Wednesday, June 16, 2010


The South China Athletic Association have tennis courts available
across Hong Kong; there's some in Wan Chai, close to where I live for
the next week, and also up in Jordan, near my friend's place.

Now it's been over two years that I've lived in Happy Valley, in
reasonable range of a public tennis court, and in all that time I've
played precisely zero games, so in order to maintain this immaculate
record, I took the train to Jordan.
In England, I always played in Lincoln's Inn Fields, a secluded square
just around the back of Holborn station, where if you lob the ball
right on a summer's day you'll blind your opponent, and there's
sometimes an audience of tramps applauding you from the benches
outside the courts. For those who favour trick shots, court number 1
has an overhanging tree that you can occasionally bounce a shot off.

The courts at Wylie Lane have none of these amenities; on the other
hand, they have thousands of cicadas buzzing away while you play, as
though you're inside an enormous electricity transformer. And they
also have all the humidity you could ever wish for.

At 9:30, I was on the court for the first time. At 9:35 I was sodden,
and shortly after then it rained.

It didn't begin to rain. It just went from muggy like Jason Statham's
armpit, to torrential downpour, and then back to humid, in the space
of five minutes. I suppose the air is just as damp when it's not
raining; the only significant difference is that it's not moving.

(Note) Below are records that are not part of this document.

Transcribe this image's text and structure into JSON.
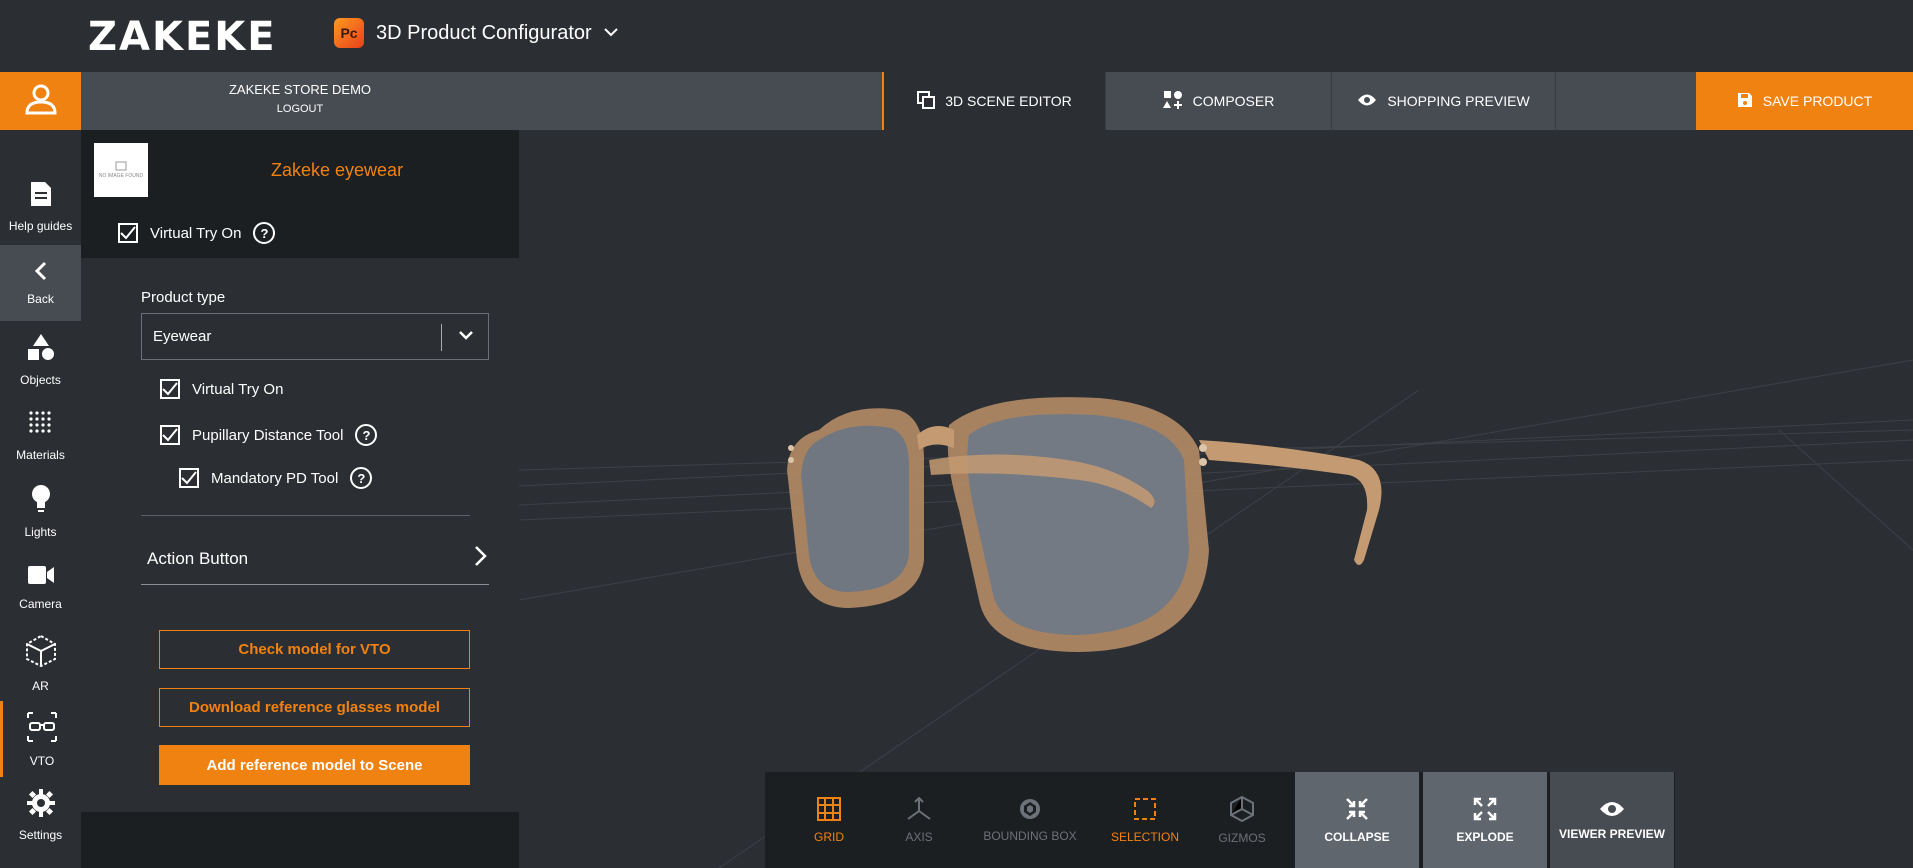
{
  "brand": {
    "logo_text": "ZAKEKE"
  },
  "app_switcher": {
    "icon_text": "Pc",
    "title": "3D Product Configurator"
  },
  "session": {
    "store_name": "ZAKEKE STORE DEMO",
    "logout_label": "LOGOUT"
  },
  "tabs": [
    {
      "label": "3D SCENE EDITOR",
      "icon": "scene-editor-icon",
      "active": true
    },
    {
      "label": "COMPOSER",
      "icon": "composer-icon",
      "active": false
    },
    {
      "label": "SHOPPING PREVIEW",
      "icon": "eye-icon",
      "active": false
    }
  ],
  "save_button": {
    "label": "SAVE PRODUCT",
    "icon": "floppy-disk-icon"
  },
  "sidebar": {
    "items": [
      {
        "label": "Help guides",
        "icon": "document-icon"
      },
      {
        "label": "Back",
        "icon": "chevron-left-icon"
      },
      {
        "label": "Objects",
        "icon": "shapes-icon"
      },
      {
        "label": "Materials",
        "icon": "dots-grid-icon"
      },
      {
        "label": "Lights",
        "icon": "bulb-icon"
      },
      {
        "label": "Camera",
        "icon": "camera-icon"
      },
      {
        "label": "AR",
        "icon": "cube-icon"
      },
      {
        "label": "VTO",
        "icon": "glasses-icon"
      },
      {
        "label": "Settings",
        "icon": "gear-icon"
      }
    ]
  },
  "panel": {
    "thumb_text": "NO IMAGE FOUND",
    "product_name": "Zakeke eyewear",
    "vto_toggle_label": "Virtual Try On",
    "product_type_label": "Product type",
    "product_type_value": "Eyewear",
    "options": [
      {
        "label": "Virtual Try On",
        "checked": true
      },
      {
        "label": "Pupillary Distance Tool",
        "checked": true
      },
      {
        "label": "Mandatory PD Tool",
        "checked": true
      }
    ],
    "action_button_label": "Action Button",
    "buttons": {
      "check_model": "Check model for VTO",
      "download_reference": "Download reference glasses model",
      "add_reference": "Add reference model to Scene"
    }
  },
  "toolbar": {
    "tools": [
      {
        "label": "GRID",
        "state": "active"
      },
      {
        "label": "AXIS",
        "state": "inactive"
      },
      {
        "label": "BOUNDING BOX",
        "state": "inactive"
      },
      {
        "label": "SELECTION",
        "state": "active"
      },
      {
        "label": "GIZMOS",
        "state": "inactive"
      },
      {
        "label": "COLLAPSE",
        "state": "button"
      },
      {
        "label": "EXPLODE",
        "state": "button"
      },
      {
        "label": "VIEWER PREVIEW",
        "state": "button"
      }
    ]
  },
  "colors": {
    "accent": "#f08212",
    "bg": "#2b2e33",
    "panel_dark": "#1c1f22",
    "bar": "#474b52"
  }
}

So we swept the water off the court, and went back to rallying the
ball between us. It's been so long that I was getting confused by the
dimensions of the court - was it longer than I remembered?  Was I not
as good as I remembered?  All the while, I continued to sweat.

Playing in these conditions is hard work. Occasionally I'd
absentmindedly wipe my sweaty hand on my shirt, but because that was
saturated with perspiration, my palm would end up even sweatier, to
the point where I couldn't hold the racquet. The muggy air and the
still damp ground meant the ball flew slower than usual, and with my
weedy arms from no match play in the last 24 months I couldn't play a
power game.

Or indeed, play a game properly. My partner, Tonia, didn't even
realise we were keeping score for the first game and still beat me by
two points, and out of six games I lost four. Still, $60 for an hour's
play meant that it won't bankrupt me to get some more practise in;
it's just a matter of whether I can survive the heat.

I got lost on the way back to the MTR; it's good to know that even at
10:30 in the morning there are men on Nathan Road touting watches and
suits to sweaty people staggering under the weight of their tennis
kit. Went back to Happy Valley, ate ice cream and panicked about
packing for my impending move to Tin Hau.


Post a Comment